Just before the Fourth of July weekend, Dave challenged me on a comment I made regarding the loss of Federal Revenue that arrived into Delaware since Bush took office.

It was based on political talk that resonated through the Budget committees during the first and second years of the Minner administration. The political dialog complained that revenue was dropping and cuts needed to be made.

In my attempt to research for the “I told you so ” retort, I discovered that there was no such data. In fact, if one took the data present, more dollars came into this state under Bush than did Clinton. But then on further inspection one saw that Clinton brought in more dollars than Bush (41), who brought in more dollars than Reagan. Could the continued increase of these dollars be due to increase in the general growth as well?

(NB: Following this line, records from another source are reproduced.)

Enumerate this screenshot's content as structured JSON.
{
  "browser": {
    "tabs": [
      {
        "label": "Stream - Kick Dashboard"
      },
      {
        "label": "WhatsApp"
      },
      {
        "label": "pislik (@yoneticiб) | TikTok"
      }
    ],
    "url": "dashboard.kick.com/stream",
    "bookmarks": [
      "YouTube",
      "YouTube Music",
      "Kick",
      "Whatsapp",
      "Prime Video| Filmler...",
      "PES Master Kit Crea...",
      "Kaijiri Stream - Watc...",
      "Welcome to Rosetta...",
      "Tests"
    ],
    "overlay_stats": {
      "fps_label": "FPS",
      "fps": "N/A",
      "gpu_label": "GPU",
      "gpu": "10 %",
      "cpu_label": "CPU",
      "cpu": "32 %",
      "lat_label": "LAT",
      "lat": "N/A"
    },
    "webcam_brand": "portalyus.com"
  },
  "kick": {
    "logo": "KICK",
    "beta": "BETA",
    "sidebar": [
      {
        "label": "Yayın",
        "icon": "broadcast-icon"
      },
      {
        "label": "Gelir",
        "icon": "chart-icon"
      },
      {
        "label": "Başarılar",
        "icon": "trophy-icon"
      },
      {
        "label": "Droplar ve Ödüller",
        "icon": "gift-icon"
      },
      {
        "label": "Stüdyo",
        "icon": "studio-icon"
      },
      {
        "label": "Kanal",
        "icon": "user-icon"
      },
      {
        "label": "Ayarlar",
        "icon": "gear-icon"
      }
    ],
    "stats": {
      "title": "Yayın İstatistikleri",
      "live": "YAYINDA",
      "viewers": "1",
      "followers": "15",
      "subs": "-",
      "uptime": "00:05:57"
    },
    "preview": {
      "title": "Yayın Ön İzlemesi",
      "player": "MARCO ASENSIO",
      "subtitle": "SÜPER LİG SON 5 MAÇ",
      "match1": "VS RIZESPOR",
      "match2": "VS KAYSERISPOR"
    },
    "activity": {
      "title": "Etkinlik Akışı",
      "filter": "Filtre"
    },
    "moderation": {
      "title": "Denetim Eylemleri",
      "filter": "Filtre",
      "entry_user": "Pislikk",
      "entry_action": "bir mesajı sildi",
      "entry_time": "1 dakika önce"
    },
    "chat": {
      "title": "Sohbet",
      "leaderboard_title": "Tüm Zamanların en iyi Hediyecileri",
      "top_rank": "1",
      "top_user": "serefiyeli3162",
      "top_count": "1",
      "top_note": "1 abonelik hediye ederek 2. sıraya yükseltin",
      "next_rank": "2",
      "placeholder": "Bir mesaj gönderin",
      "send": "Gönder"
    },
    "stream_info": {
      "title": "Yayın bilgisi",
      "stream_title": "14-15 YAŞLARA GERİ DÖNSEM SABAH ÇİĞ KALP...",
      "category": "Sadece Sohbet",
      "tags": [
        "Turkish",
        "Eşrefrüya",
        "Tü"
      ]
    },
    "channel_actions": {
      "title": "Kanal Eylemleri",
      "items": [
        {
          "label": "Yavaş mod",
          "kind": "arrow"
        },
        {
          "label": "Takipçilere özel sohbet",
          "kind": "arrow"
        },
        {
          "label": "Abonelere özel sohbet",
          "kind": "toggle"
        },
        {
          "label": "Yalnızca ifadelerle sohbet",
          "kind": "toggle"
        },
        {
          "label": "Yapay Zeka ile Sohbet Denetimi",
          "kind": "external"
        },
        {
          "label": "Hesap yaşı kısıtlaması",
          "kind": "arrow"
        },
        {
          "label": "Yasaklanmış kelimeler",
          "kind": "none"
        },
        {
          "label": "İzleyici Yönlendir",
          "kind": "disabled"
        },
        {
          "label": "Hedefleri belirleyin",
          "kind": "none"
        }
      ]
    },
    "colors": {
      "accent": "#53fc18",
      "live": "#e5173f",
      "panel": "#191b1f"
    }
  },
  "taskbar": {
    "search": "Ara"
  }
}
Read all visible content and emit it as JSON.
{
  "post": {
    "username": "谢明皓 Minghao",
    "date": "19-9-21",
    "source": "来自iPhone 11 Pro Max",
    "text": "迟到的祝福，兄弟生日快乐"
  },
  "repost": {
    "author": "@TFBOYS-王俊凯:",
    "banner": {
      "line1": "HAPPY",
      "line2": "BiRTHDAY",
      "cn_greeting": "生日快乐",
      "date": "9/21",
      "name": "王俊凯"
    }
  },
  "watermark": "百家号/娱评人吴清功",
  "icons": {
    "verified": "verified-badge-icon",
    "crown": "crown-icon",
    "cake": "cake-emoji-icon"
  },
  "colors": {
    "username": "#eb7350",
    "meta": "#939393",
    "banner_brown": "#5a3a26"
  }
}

I stumbled across some financial data that I thought could be used to clarify the issue. This data is published every year near tax time, and each year makes the front page of the News Journal. It is the data I call our “bang for the buck”. How much did Delaware get back from the Federal government for every dollar it spent? If we break even, we get one dollar back for every dollar we send. If we get more back, (whoopee) we are a receiver state. On the other hand, if we get less back, we are a donor state,

Delaware is a donor state.

However interesting trends appear when one watches the up or down level in just how much we get back. This is independent of growth.

Delaware taxpayers receive significantly less federal funding per dollar of federal tax paid than the average state. Per dollar of federal tax collected in 2004, Delaware citizens received approximately $0.79 in the way of federal spending. This ranks the state 11th lowest nationally, yet still represents a rise from 1992 when Delaware received only $0.72 per dollar of taxes in federal spending (then ranked 3rd lowest). Neighboring states and the amount of federal spending they received per dollar of federal taxes paid in 2004 were: Pennsylvania ($1.06), New Jersey ($0.55), and Maryland ($1.44).

Using the chart from the tax foundation I took the highest return of .90 cents on the dollar in 1999 as the base. The subsequent year, 2000 we paid .88 cents per dollar. To figure what we lost as potential revenue, a theoretical to begin with, I took the amount of federal dollars received, and and multiplied each of those dollars by the two cents we earned less back from our base level in 1999, which was our state’s highest return on our federal dollars,……ever.

That gave me a shortage of 117 million from what we could have received had we kept the ..90 return rate for every dollar we gave up to the federal government.

So applying the same formula to the Bush administration’s budgets, I came up with these theroitical deficits from what we could have received if we had again maintained the politically controlled .90 cents to a dollar from the base line.

2001 289,000,000

2002 505,000,000

2003 420,000,000

2004 615,000,000

2005est 615,000,000

2006est 615,000,000

2007est 615,000,000

2008est 615,000,000

As you can see my data stream stops at 2004.

So with even these preliminary conservative estimates which (since I have no data to prove it) showed no increase in the years following 2004, we approach over the lifespan of the Bush budget, a deficit of 4 billion from what we theoretically could have received had we continued at the rate we were on in 1999.

This compares to the 635 million dollars less that Delawareans paid into the Federal treasury as a result of the Cheney/Bush tax cuts.